TASK MATERIAL Start Marker
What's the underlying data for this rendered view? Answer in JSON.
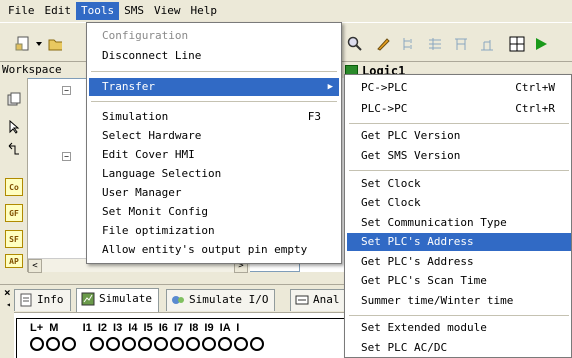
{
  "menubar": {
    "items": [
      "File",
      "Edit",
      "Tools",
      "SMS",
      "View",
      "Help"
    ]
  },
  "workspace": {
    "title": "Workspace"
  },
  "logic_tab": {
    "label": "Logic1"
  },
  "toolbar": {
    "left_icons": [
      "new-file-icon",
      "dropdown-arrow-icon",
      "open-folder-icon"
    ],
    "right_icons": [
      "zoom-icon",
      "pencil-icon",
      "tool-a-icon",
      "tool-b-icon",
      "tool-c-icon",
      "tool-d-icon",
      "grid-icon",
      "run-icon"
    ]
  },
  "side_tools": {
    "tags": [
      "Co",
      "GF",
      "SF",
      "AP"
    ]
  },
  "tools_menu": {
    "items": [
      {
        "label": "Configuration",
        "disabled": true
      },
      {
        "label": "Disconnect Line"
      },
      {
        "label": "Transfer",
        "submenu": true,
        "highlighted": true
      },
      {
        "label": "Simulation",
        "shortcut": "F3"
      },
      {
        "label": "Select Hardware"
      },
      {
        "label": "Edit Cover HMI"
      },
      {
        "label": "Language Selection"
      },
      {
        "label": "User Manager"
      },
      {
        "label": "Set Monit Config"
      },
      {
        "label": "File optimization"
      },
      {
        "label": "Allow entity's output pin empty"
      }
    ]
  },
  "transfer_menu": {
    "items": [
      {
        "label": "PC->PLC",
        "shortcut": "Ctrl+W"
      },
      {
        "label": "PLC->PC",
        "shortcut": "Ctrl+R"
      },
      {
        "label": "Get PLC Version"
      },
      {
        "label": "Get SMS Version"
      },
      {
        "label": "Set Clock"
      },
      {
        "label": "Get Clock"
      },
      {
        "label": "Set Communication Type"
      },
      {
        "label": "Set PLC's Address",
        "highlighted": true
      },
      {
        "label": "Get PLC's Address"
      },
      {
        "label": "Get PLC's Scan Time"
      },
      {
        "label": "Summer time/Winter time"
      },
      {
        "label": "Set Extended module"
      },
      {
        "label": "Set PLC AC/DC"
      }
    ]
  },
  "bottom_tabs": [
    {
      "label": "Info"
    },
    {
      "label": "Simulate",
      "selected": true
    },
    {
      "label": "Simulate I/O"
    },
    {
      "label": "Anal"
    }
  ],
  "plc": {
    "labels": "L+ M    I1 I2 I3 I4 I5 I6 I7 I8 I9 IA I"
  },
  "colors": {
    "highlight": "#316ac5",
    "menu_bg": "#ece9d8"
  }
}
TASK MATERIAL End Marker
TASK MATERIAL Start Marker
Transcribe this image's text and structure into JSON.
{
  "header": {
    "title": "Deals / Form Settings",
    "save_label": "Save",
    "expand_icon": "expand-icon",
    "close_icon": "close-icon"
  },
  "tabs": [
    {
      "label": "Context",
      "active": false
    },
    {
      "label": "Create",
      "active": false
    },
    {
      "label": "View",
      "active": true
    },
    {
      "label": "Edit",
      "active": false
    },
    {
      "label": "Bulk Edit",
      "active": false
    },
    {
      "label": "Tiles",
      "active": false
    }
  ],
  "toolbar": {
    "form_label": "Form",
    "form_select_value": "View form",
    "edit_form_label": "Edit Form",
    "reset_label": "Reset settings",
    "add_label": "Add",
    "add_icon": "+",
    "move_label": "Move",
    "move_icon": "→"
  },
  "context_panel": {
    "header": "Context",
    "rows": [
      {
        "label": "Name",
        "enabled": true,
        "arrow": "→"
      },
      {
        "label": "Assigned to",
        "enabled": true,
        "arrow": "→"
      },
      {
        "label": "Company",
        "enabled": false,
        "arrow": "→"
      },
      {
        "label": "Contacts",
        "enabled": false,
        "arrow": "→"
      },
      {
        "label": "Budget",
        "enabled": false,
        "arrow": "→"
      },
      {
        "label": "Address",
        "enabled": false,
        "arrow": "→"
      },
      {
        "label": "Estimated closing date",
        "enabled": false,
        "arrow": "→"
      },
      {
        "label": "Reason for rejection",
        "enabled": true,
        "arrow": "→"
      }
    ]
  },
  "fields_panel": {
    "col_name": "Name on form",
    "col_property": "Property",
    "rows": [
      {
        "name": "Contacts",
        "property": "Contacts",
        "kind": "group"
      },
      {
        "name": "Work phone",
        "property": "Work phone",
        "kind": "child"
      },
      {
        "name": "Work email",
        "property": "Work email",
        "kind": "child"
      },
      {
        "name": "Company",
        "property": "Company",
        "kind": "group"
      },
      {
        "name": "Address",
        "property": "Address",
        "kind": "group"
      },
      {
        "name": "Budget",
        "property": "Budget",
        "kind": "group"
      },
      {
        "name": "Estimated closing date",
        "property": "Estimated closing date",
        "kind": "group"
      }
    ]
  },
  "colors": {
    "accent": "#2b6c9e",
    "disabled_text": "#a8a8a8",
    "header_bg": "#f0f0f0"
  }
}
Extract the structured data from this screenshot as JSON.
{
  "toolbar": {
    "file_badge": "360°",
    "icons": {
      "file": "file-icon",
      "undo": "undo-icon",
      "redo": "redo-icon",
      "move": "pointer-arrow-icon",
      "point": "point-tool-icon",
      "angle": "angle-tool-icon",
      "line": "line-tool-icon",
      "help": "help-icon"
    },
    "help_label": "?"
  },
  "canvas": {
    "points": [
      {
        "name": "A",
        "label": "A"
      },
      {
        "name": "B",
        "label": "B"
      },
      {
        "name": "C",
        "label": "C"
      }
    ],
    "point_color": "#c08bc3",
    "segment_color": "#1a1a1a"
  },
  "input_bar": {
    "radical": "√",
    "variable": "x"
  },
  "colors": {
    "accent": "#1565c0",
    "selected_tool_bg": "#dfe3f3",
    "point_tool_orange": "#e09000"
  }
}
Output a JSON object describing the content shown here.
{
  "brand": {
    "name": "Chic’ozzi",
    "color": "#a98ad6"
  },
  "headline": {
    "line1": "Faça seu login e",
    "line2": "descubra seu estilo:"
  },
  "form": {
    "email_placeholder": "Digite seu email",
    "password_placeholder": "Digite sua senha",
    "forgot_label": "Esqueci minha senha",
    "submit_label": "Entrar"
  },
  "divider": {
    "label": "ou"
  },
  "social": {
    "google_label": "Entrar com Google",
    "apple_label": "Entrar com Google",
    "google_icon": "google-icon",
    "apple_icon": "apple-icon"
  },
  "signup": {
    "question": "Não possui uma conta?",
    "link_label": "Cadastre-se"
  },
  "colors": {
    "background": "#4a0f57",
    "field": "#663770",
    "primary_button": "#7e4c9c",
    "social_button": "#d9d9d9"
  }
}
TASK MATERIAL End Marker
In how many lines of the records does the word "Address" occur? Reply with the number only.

5